§ To do:
Determine the count of lines in the following entries that contain the string "遵守游戏规则". Write only the number.

§ Data records:
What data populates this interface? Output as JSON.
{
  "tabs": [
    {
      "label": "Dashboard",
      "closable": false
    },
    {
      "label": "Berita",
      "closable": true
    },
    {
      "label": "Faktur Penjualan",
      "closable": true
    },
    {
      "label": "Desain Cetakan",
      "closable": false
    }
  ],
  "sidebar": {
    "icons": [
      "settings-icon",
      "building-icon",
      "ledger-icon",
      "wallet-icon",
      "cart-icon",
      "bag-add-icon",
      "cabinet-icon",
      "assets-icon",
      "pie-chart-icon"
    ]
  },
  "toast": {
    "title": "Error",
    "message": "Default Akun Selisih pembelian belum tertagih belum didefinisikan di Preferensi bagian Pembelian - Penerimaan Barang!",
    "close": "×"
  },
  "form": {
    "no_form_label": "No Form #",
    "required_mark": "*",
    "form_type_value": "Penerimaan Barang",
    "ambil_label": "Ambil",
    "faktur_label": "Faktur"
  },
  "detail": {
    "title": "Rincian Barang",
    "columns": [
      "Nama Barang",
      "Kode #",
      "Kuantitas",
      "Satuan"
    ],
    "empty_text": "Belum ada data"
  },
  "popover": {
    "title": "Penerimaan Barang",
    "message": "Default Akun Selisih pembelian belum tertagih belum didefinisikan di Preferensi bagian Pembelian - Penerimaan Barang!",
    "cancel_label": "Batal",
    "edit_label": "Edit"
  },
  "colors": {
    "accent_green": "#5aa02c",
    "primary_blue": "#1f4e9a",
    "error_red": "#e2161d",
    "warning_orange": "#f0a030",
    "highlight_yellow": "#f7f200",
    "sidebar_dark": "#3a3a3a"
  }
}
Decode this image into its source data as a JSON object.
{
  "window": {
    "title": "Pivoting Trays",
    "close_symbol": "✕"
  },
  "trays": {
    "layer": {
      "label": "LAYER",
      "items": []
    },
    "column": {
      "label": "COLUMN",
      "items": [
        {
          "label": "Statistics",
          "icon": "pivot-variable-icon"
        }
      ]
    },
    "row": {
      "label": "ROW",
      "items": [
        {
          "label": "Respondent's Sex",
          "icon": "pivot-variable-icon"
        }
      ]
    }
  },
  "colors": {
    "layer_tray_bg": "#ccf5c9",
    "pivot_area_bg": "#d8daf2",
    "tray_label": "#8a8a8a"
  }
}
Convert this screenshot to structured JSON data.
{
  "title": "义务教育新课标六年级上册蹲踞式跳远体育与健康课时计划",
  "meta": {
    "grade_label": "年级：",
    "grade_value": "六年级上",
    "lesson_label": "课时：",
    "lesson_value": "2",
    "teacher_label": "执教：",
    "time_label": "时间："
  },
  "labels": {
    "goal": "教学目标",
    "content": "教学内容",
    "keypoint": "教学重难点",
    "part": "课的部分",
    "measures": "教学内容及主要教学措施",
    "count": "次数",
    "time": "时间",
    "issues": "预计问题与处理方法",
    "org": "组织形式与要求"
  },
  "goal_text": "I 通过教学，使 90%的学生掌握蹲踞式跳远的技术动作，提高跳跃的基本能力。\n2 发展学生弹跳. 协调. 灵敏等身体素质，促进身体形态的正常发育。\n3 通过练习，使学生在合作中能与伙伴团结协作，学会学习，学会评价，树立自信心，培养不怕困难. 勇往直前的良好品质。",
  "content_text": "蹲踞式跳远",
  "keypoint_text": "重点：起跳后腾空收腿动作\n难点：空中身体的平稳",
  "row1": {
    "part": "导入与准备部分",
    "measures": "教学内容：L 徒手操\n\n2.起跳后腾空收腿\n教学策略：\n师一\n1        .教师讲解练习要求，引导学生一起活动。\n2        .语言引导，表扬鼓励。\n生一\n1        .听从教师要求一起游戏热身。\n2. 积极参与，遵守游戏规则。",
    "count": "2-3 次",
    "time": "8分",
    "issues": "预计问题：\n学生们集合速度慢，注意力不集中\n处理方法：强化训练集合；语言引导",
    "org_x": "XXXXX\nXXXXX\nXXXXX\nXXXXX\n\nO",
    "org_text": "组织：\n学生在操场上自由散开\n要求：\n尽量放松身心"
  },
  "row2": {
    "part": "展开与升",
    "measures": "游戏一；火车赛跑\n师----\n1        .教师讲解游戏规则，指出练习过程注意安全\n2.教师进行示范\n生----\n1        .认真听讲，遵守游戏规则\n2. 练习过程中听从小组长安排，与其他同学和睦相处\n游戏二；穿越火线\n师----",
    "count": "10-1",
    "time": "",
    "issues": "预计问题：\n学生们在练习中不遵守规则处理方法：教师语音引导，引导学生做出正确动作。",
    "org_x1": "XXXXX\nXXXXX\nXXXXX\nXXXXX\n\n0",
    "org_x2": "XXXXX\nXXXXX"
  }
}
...
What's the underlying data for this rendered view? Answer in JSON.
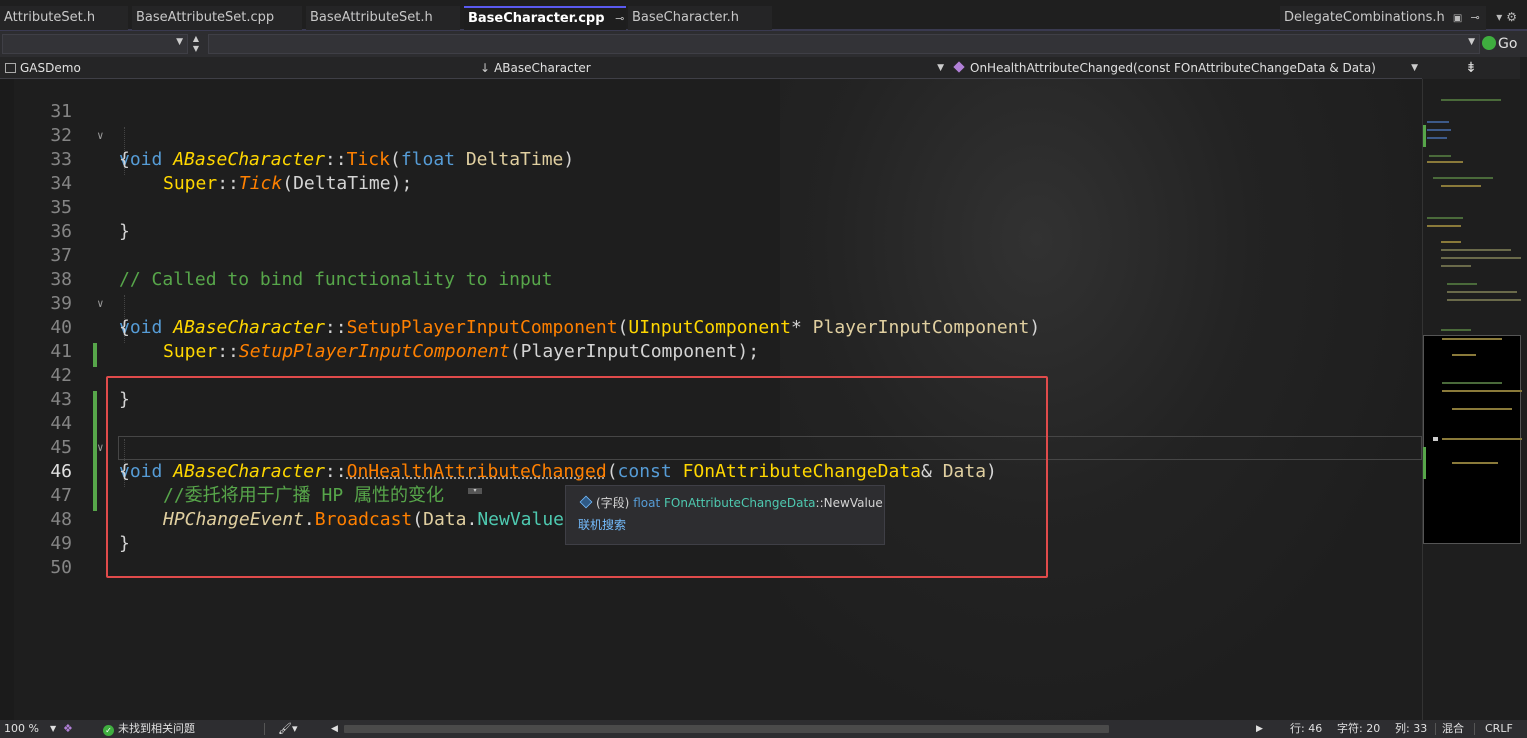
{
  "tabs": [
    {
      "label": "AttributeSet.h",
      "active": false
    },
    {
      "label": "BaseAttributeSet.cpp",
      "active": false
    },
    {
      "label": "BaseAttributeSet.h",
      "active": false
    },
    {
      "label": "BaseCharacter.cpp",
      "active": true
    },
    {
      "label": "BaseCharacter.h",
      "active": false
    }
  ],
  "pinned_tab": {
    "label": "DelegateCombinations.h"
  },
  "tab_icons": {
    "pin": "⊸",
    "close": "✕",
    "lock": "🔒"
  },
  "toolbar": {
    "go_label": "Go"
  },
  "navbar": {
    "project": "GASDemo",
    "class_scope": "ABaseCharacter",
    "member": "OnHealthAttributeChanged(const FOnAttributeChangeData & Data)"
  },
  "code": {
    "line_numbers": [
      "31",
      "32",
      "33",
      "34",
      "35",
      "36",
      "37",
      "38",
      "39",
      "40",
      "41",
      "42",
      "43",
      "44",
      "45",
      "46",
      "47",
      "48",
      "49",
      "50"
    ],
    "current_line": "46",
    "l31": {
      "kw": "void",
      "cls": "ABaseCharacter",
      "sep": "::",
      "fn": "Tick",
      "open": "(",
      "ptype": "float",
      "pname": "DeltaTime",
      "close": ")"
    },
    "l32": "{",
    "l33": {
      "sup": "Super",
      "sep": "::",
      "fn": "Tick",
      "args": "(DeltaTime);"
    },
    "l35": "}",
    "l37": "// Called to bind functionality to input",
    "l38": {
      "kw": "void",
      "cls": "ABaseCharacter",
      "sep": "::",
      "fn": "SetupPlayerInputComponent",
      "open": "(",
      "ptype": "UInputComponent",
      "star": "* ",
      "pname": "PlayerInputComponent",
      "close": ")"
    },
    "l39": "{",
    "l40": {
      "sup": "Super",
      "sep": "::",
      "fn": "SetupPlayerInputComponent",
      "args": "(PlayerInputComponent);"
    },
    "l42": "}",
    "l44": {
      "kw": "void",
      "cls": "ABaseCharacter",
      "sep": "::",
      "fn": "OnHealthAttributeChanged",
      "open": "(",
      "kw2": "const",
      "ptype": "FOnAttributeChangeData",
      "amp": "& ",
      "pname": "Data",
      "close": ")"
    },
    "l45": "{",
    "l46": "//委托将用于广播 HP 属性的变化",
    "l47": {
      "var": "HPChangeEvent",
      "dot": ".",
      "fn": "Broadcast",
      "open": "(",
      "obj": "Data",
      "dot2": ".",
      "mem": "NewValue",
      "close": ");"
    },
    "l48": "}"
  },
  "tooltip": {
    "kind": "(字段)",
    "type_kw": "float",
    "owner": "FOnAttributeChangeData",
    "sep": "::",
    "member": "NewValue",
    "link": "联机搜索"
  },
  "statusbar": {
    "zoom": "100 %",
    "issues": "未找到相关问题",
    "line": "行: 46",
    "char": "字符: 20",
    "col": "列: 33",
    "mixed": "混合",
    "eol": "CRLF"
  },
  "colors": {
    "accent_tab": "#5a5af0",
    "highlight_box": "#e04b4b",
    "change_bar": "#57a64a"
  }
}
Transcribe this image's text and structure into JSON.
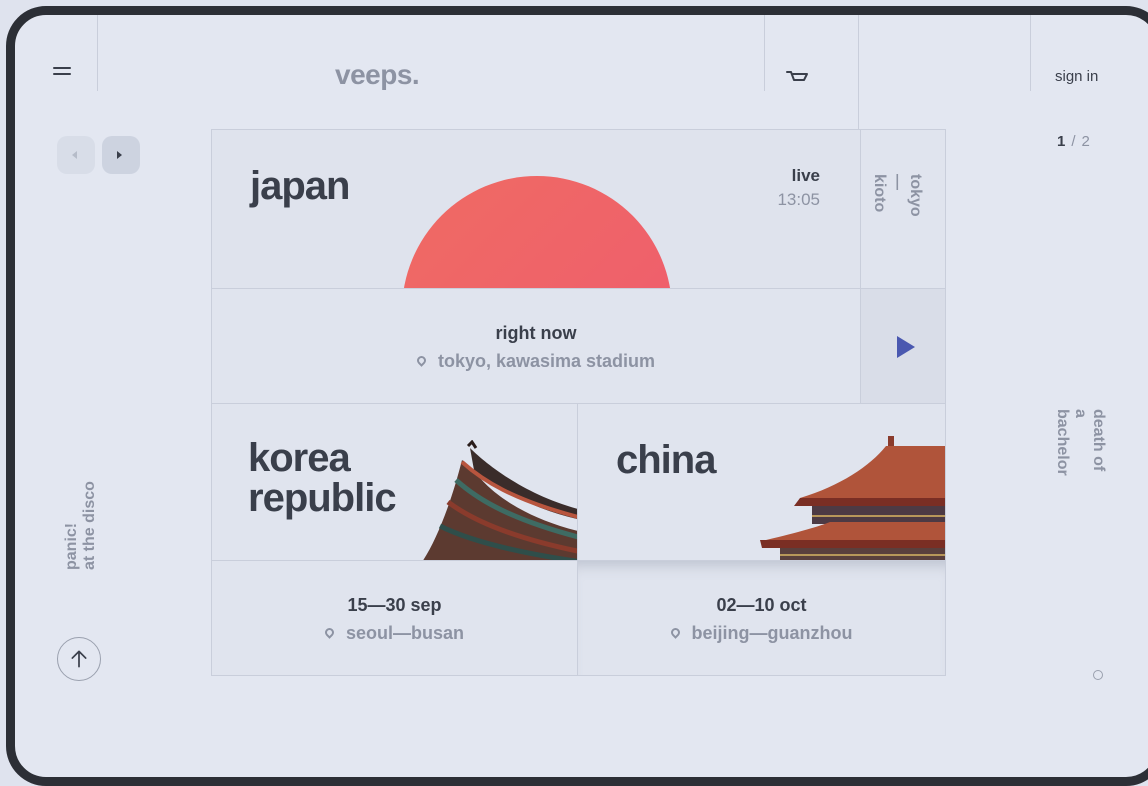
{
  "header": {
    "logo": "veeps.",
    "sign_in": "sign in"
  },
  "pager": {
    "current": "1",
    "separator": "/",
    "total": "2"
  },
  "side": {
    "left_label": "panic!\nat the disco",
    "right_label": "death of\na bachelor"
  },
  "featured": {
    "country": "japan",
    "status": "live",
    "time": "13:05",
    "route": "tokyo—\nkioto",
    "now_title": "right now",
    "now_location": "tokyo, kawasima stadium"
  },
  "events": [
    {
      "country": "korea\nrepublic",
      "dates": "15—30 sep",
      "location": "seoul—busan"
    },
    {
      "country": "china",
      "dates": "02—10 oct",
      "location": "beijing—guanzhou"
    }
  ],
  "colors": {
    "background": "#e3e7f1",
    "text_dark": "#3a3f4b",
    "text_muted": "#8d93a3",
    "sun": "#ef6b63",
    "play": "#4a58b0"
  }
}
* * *
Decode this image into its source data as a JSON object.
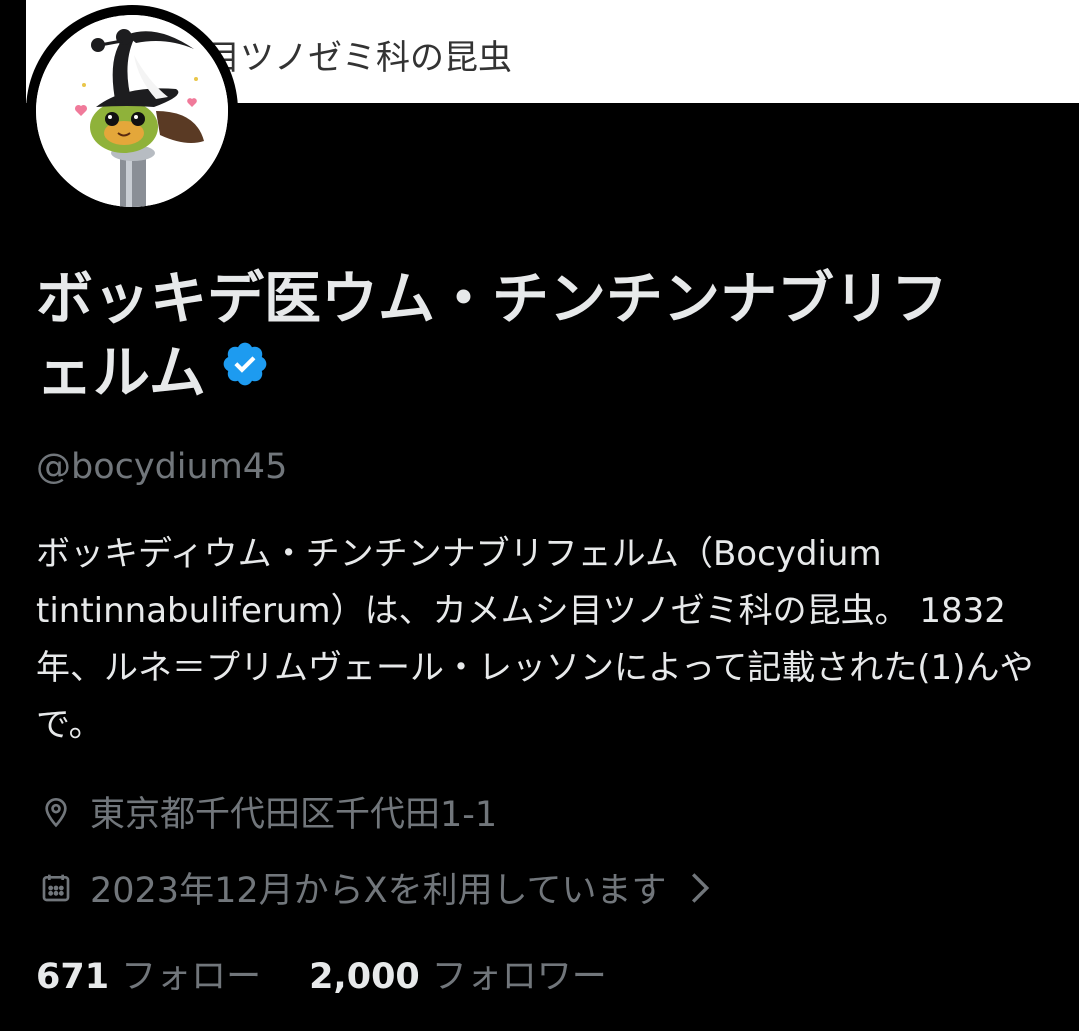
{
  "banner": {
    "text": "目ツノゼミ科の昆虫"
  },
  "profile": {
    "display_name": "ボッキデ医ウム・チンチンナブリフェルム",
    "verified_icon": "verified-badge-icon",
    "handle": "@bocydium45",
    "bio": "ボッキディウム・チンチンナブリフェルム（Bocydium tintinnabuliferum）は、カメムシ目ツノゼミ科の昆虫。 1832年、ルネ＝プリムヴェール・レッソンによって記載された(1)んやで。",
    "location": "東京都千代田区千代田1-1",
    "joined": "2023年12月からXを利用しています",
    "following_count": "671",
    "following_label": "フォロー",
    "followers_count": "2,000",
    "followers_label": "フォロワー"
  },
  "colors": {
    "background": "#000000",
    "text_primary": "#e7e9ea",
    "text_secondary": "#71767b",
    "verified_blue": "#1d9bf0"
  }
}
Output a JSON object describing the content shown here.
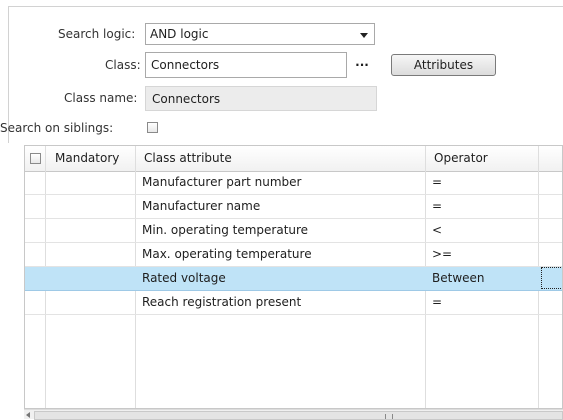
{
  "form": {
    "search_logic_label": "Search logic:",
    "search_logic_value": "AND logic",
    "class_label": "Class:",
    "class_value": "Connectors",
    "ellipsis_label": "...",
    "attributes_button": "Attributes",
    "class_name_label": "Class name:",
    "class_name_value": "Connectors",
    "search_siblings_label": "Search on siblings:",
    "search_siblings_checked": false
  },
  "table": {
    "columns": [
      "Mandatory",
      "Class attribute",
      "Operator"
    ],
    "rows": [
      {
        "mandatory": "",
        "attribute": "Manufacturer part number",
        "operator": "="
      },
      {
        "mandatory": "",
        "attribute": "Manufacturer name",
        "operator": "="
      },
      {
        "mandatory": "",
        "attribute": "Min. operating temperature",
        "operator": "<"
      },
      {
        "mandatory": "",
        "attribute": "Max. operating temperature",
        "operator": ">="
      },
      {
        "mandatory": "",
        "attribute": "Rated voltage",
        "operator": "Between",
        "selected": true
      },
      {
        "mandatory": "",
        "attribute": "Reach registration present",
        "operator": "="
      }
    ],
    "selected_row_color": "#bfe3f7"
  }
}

§ Response to this task:
2